== Task to complete ==
Repeat the listing word for word. No pictures belong in the copy.

Segment Start: Records provided

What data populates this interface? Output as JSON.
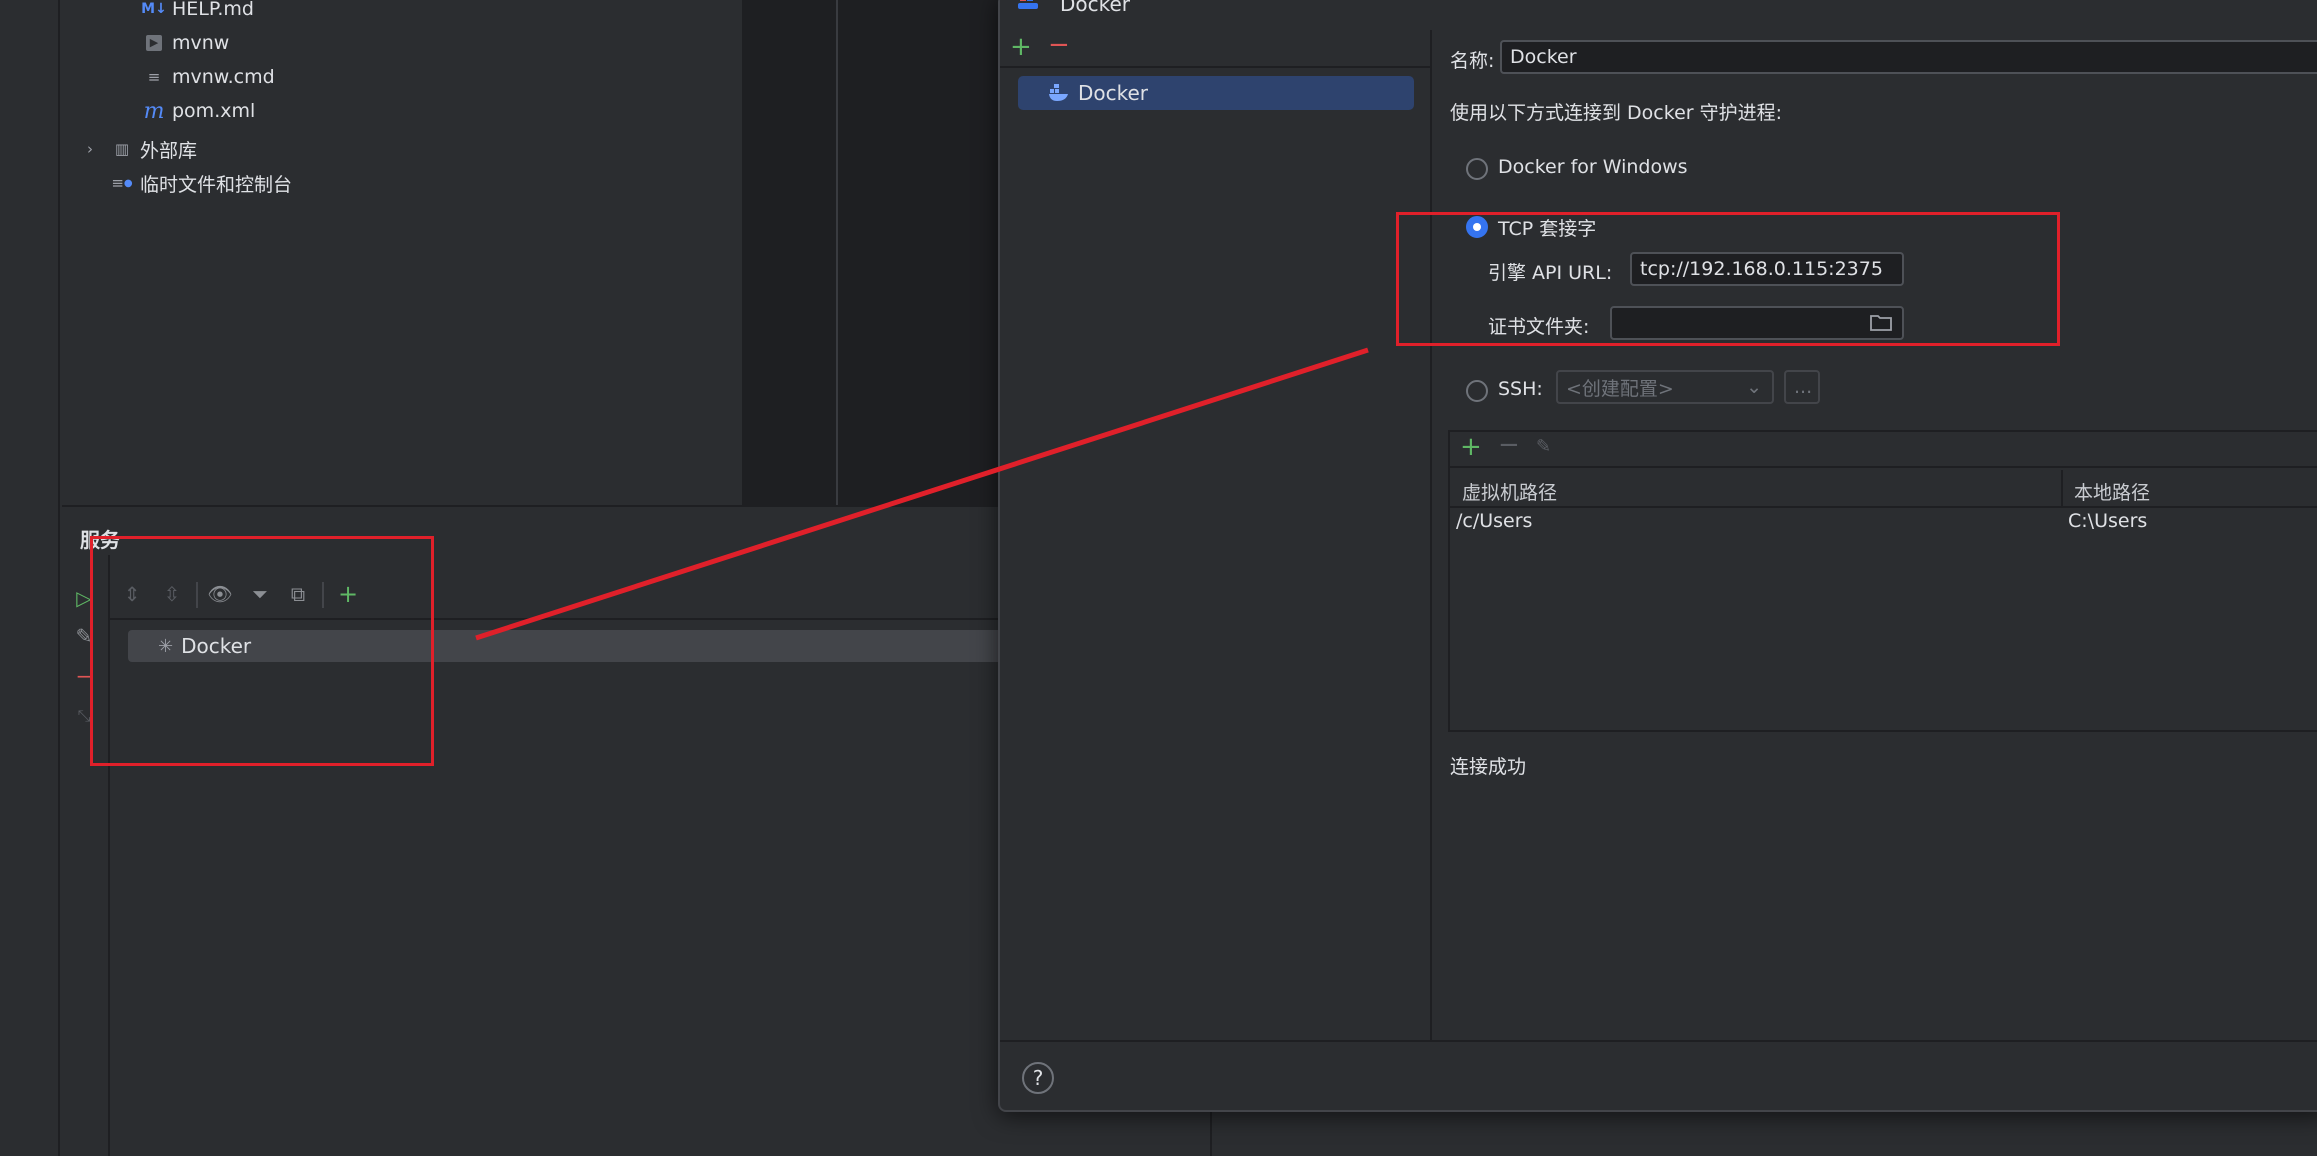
{
  "project_tree": {
    "items": [
      {
        "icon": "markdown-file-icon",
        "label": "HELP.md"
      },
      {
        "icon": "script-file-icon",
        "label": "mvnw"
      },
      {
        "icon": "text-file-icon",
        "label": "mvnw.cmd"
      },
      {
        "icon": "maven-file-icon",
        "label": "pom.xml"
      },
      {
        "icon": "library-icon",
        "label": "外部库"
      },
      {
        "icon": "scratches-icon",
        "label": "临时文件和控制台"
      }
    ]
  },
  "services": {
    "title": "服务",
    "tree_item": "Docker"
  },
  "dialog": {
    "title": "Docker",
    "list_item": "Docker",
    "name_label": "名称:",
    "name_value": "Docker",
    "connect_label": "使用以下方式连接到 Docker 守护进程:",
    "opt_windows": "Docker for Windows",
    "opt_tcp": "TCP 套接字",
    "api_url_label": "引擎 API URL:",
    "api_url_value": "tcp://192.168.0.115:2375",
    "cert_label": "证书文件夹:",
    "cert_value": "",
    "opt_ssh": "SSH:",
    "ssh_placeholder": "<创建配置>",
    "ssh_more": "...",
    "table": {
      "headers": [
        "虚拟机路径",
        "本地路径"
      ],
      "rows": [
        [
          "/c/Users",
          "C:\\Users"
        ]
      ]
    },
    "status": "连接成功",
    "help": "?"
  },
  "colors": {
    "accent": "#3574f0",
    "annotation": "#e0202a",
    "add": "#5fb865",
    "remove": "#e05555"
  }
}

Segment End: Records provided

== Output of the task ==
What data populates this interface? Output as JSON.
{
  "project_tree": {
    "items": [
      {
        "icon": "markdown-file-icon",
        "label": "HELP.md"
      },
      {
        "icon": "script-file-icon",
        "label": "mvnw"
      },
      {
        "icon": "text-file-icon",
        "label": "mvnw.cmd"
      },
      {
        "icon": "maven-file-icon",
        "label": "pom.xml"
      },
      {
        "icon": "library-icon",
        "label": "外部库"
      },
      {
        "icon": "scratches-icon",
        "label": "临时文件和控制台"
      }
    ]
  },
  "services": {
    "title": "服务",
    "tree_item": "Docker"
  },
  "dialog": {
    "title": "Docker",
    "list_item": "Docker",
    "name_label": "名称:",
    "name_value": "Docker",
    "connect_label": "使用以下方式连接到 Docker 守护进程:",
    "opt_windows": "Docker for Windows",
    "opt_tcp": "TCP 套接字",
    "api_url_label": "引擎 API URL:",
    "api_url_value": "tcp://192.168.0.115:2375",
    "cert_label": "证书文件夹:",
    "cert_value": "",
    "opt_ssh": "SSH:",
    "ssh_placeholder": "<创建配置>",
    "ssh_more": "...",
    "table": {
      "headers": [
        "虚拟机路径",
        "本地路径"
      ],
      "rows": [
        [
          "/c/Users",
          "C:\\Users"
        ]
      ]
    },
    "status": "连接成功",
    "help": "?"
  },
  "colors": {
    "accent": "#3574f0",
    "annotation": "#e0202a",
    "add": "#5fb865",
    "remove": "#e05555"
  }
}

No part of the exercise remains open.